MIAMI GARDENS, Fla. — The Nationals walked off the field at Sun Life Stadium (for the last time there) on an extremely positive note. They ended their 2011 season with a 3-1 win over the Florida Marlins, a win that gave them 80 victories and made it the second most successful season in the team’s brief history. 

It also set them up to make 2012 a year filled with possibilities for a team stocked with talented youth. 


The Nationals went into the offseason feeling very good about themselves. As well they should. They finished September on a 14-4 tear and ended the year in third place for the first time in Nationals history. 

But to be sure, there is plenty left for the Nationals to improve upon. As Nationals general manager Mike Rizzo said following Wednesday evening’s game “We start thinking about 2012 on the plane ride home.”

And there’s a solid chance that high on their list will be upgrading an offense that ranked in the bottom half of the league in almost every major category. Their pitching staff finished the year with 3.58 ERA, the lowest mark in team history — yet they allowed 19 more runs than they scored all year. 

The offseason is going to be an interesting one for Washington. They seemingly have fewer needs than they ever have but are in an advantageous position to put a few more pieces together. 

Tops on their list, most likely, will be deciding on a manager for the 2012 season. Unless something absolutely shocking goes down in the next few days and weeks, there’s a good chance that will be Davey Johnson. But once that is settled, the Nationals can go about filling out their roster for next season. 

This year was a good one, next year, they know will have to be better.
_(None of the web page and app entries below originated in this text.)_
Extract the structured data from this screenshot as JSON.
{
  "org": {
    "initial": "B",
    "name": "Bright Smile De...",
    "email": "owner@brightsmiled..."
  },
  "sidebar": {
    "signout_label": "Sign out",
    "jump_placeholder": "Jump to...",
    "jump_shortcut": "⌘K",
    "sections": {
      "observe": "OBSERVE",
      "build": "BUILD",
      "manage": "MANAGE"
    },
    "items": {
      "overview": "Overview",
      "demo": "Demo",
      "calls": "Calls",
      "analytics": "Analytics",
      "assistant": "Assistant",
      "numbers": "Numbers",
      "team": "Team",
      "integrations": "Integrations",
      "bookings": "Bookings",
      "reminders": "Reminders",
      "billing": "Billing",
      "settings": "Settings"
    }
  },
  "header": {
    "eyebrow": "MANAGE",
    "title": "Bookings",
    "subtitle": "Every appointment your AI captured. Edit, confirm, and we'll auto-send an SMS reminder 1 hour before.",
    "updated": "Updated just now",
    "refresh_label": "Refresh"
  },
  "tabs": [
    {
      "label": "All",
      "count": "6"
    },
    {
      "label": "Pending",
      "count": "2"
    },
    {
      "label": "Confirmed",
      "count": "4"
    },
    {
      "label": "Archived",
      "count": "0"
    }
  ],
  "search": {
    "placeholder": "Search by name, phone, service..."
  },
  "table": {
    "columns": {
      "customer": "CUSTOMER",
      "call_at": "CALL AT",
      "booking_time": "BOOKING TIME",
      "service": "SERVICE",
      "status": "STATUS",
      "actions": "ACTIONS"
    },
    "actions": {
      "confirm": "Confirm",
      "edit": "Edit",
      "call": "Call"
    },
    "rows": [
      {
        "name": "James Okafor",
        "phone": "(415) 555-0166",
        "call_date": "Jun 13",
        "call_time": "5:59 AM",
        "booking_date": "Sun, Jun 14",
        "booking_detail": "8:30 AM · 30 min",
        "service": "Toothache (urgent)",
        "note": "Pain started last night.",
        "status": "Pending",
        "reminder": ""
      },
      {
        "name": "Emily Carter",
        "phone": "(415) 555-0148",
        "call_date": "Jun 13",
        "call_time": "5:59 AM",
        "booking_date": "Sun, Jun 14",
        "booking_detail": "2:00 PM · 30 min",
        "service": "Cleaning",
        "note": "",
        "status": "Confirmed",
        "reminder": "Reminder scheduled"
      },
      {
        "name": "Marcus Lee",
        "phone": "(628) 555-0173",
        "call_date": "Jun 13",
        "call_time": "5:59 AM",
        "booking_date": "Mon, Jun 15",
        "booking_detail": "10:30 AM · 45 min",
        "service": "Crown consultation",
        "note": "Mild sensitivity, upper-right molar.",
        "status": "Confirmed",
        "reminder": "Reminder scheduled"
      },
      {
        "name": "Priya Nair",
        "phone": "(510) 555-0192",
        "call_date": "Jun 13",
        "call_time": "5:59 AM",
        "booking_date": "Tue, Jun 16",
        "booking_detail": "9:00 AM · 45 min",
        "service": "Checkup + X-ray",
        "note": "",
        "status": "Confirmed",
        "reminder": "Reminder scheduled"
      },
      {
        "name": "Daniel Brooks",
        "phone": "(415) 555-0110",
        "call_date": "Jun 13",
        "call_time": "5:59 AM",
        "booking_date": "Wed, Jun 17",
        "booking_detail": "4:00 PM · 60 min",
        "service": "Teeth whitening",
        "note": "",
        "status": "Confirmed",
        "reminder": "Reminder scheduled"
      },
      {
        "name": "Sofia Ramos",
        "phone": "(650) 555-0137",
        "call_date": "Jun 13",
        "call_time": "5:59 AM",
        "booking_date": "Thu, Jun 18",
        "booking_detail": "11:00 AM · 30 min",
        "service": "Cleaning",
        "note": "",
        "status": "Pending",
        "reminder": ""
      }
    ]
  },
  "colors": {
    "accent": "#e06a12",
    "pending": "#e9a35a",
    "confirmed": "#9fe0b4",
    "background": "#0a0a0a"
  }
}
“(Finishing in third place with 80 wins) shows how far these guys have come,” Johnson said. “I had a wonderful day talking to all of them and all of them have their sights set higher. As it should be. I want them going through the winter thinking we’ve got to be better than this.”